No evidence shows that Netflix’s SuperPac ‘FLIXPAC’ is pro-SOPA
By Madison Ruppert
Editor of End the Lie
Multiple news outlets (including Politico, RT, and Raw Story) have erroneously been reporting that Netflix created a SuperPAC “whose main goal,” according to RT, “is to promote SOPA [Stop Online Piracy Act]-like legislation” while Raw Story baselessly reported that “subscriptions dollars are now going to a company that appears poised to become a prominent advocate of widely opposed limits to Internet freedom.”
Raw Story’s article on the subject spends most of the time not even dealing with Netflix and their SuperPAC, and how they come to the conclusion that they will be using subscriber funds to push anti-Internet freedom legislation is beyond me.
In fact, the author of the piece, Stephen C. Webster, who just happens to be Raw Story’s senior editor, doesn’t even bother to attempt to back it up, instead just hoping that readers will take his word for it.
One of the few (with a large emphasis on few) bits of evidence that hint at a potential pro-SOPA stance at FLIXPAC is the position of Netflix’s chief executive officer Reed Hastings.
According to the New York Post, Hastings was an early supporter but eventually backed away from the legislation.
Last time I checked, it was not a crime, or even suspicious or questionable, to distance oneself from something after learning more about it.
If Hastings and the staff at Netflix was not completely aware of what was in SOPA or how it would work, it is completely understandable that they might support it at first then later pull their backing once they realized what it involved.
Instead of taking a public stance against SOPA and similar legislation (which I personally think they should), Netflix has opted to stay neutral.
Personally, I think it makes a lot more sense – from a purely logical and strategic perspective – for Netflix to funnel money into legislative issues that more directly affect their bottom line.
Such issues might be net neutrality, billing based on bandwidth usage (which would hurt customers using their online streaming service) and the related issue of bandwidth caps, etc. all of which directly affect their customers and thus their profits.
It seems only logical that they would put as much money as possible into these areas, and considering the huge amount of money backing SOPA-style legislation with some of the nation’s largest lobbies like the Motion Picture Association of America (MPAA) continuing to push for similar bills, the level of money Netflix has put up seems tiny in comparison.
Not to mention the fact that there is actually no evidence showing that they are supporting SOPA-style bills other than pure speculation.
Indeed Netflix has been spending more every year in their lobbying efforts.

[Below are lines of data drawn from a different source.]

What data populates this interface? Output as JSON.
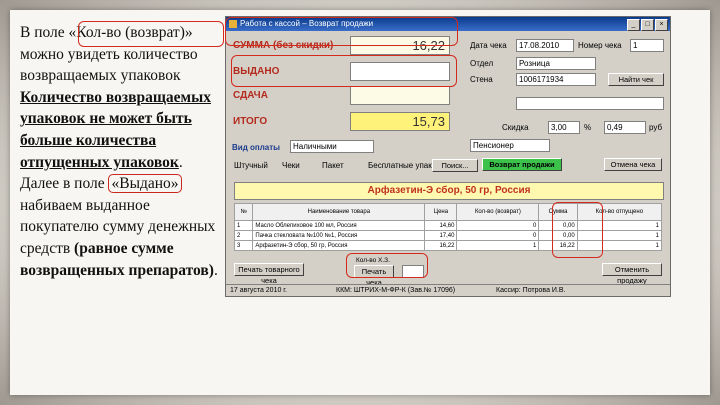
{
  "instruction": {
    "p1": "В поле «Кол-во (возврат)» можно увидеть количество возвращаемых упаковок",
    "p2": "Количество возвращаемых упаковок не может быть больше количества отпущенных упаковок",
    "p3a": ". Далее в поле ",
    "p3b": "«Выдано»",
    "p3c": " набиваем выданное покупателю сумму денежных средств",
    "p4": "(равное сумме возвращенных препаратов)",
    "p5": "."
  },
  "window": {
    "title": "Работа с кассой – Возврат продажи"
  },
  "totals": {
    "sum_label": "СУММА (без скидки)",
    "sum_value": "16,22",
    "issued_label": "ВЫДАНО",
    "issued_value": "",
    "change_label": "СДАЧА",
    "change_value": "",
    "total_label": "ИТОГО",
    "total_value": "15,73"
  },
  "check": {
    "date_label": "Дата чека",
    "date_value": "17.08.2010",
    "number_label": "Номер чека",
    "number_value": "1",
    "dept_label": "Отдел",
    "dept_value": "Розница",
    "line_label": "Стена",
    "line_value": "1006171934",
    "find_button": "Найти чек",
    "discount_label": "Скидка",
    "discount_value": "3,00",
    "percent": "%",
    "discount_sum": "0,49",
    "currency": "руб",
    "customer_value": "Пенсионер"
  },
  "payment": {
    "label": "Вид оплаты",
    "value": "Наличными"
  },
  "toolbar": {
    "piece": "Штучный",
    "receipt": "Чеки",
    "recipe": "Пакет",
    "free": "Бесплатные упаковки",
    "search": "Поиск...",
    "return_button": "Возврат продажи",
    "cancel_button": "Отмена чека"
  },
  "product_name": "Арфазетин-Э сбор, 50 гр, Россия",
  "table": {
    "headers": [
      "№",
      "Наименование товара",
      "Цена",
      "Кол-во (возврат)",
      "Сумма",
      "Кол-во отпущено"
    ],
    "rows": [
      [
        "1",
        "Масло Облепиховое 100 мл, Россия",
        "14,60",
        "0",
        "0,00",
        "1"
      ],
      [
        "2",
        "Пачка стекловата №100 №1, Россия",
        "17,40",
        "0",
        "0,00",
        "1"
      ],
      [
        "3",
        "Арфазетин-Э сбор, 50 гр, Россия",
        "16,22",
        "1",
        "16,22",
        "1"
      ]
    ]
  },
  "bottom": {
    "print_button": "Печать товарного чека",
    "qty_label": "Кол-во Х.З.",
    "print_check": "Печать чека",
    "cancel_sale": "Отменить продажу"
  },
  "status": {
    "date": "17 августа 2010 г.",
    "kkm": "ККМ: ШТРИХ-М-ФР-К (Зав.№ 17096)",
    "cashier": "Кассир: Потрова И.В."
  }
}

In 2009 they spent $20,000, in 2010 they spent $130,000 and in 2011 $500,000.
Politico attempted (and, in my opinion, failed) to connect this to SOPA and similar bills by pointing out that the half million spent in 2011 occurred “as legislative debates over the Stop Online Piracy Act, Protect IP Act and Video Privacy Protection Act raged.”
However, as anyone who has taken a science class knows, correlation does not equal causation, so attempting to say “they spent money during a time when legislation was discussed means they spent money on trying to influence said legislation,” is laughably fallacious.
TechDirt is a little harsh in dealing with RT’s reporting on the issue, because it appears that whoever wrote the article for RT was just essentially reporting the same as Raw Story, albeit with a bit more explanation.
It is also worth noting that Netflix said on their official Twitter account, “PAC was NOT set up to support SOPA/PIPA: Netflix: Stories about our new PAC and SOPA are not true.”
In an official statement, they also said, “PACs are commonplace for companies that lead a big, growing market and Netflix is no exception. Our PAC is a way for our employees to support candidates that understand our business and technology. It was not set up for the purpose of supporting SOPA or PIPA. Instead, Netflix has engaged on other issues including network neutrality, bandwidth caps, usage based billing and reforming the Video Privacy Protection Act.”
Personally, I would prefer that all corporations get out of government and stop using any money to influence policy. I am wholly opposed to having corporations exert influence on the political process no matter what the issue, but running out and demonizing Netflix before we know all the facts and have evidence to back up our conclusions is irresponsible.
I have the Netflix “Watch Instantly” subscription myself and I see it as a great model for the future in terms of changing the entertainment industry’s business model while still making sure that there is money to be made for those who create the content.
However, if they indeed start supporting SOPA-style legislation with their FLIXPAC, I’ll have absolutely no problem dropping my subscription and encouraging others to do the same.
Until that time, I encourage people to demand evidence and come to their own conclusions. If anyone can actually substantiate the claim that they are going to pour money into SOPA-style efforts please contact me immediately so I can amend this article.
I’d love to hear your opinion, take a look at your story tips, and even your original writing if you would like to get it published. Please email me at [email protected]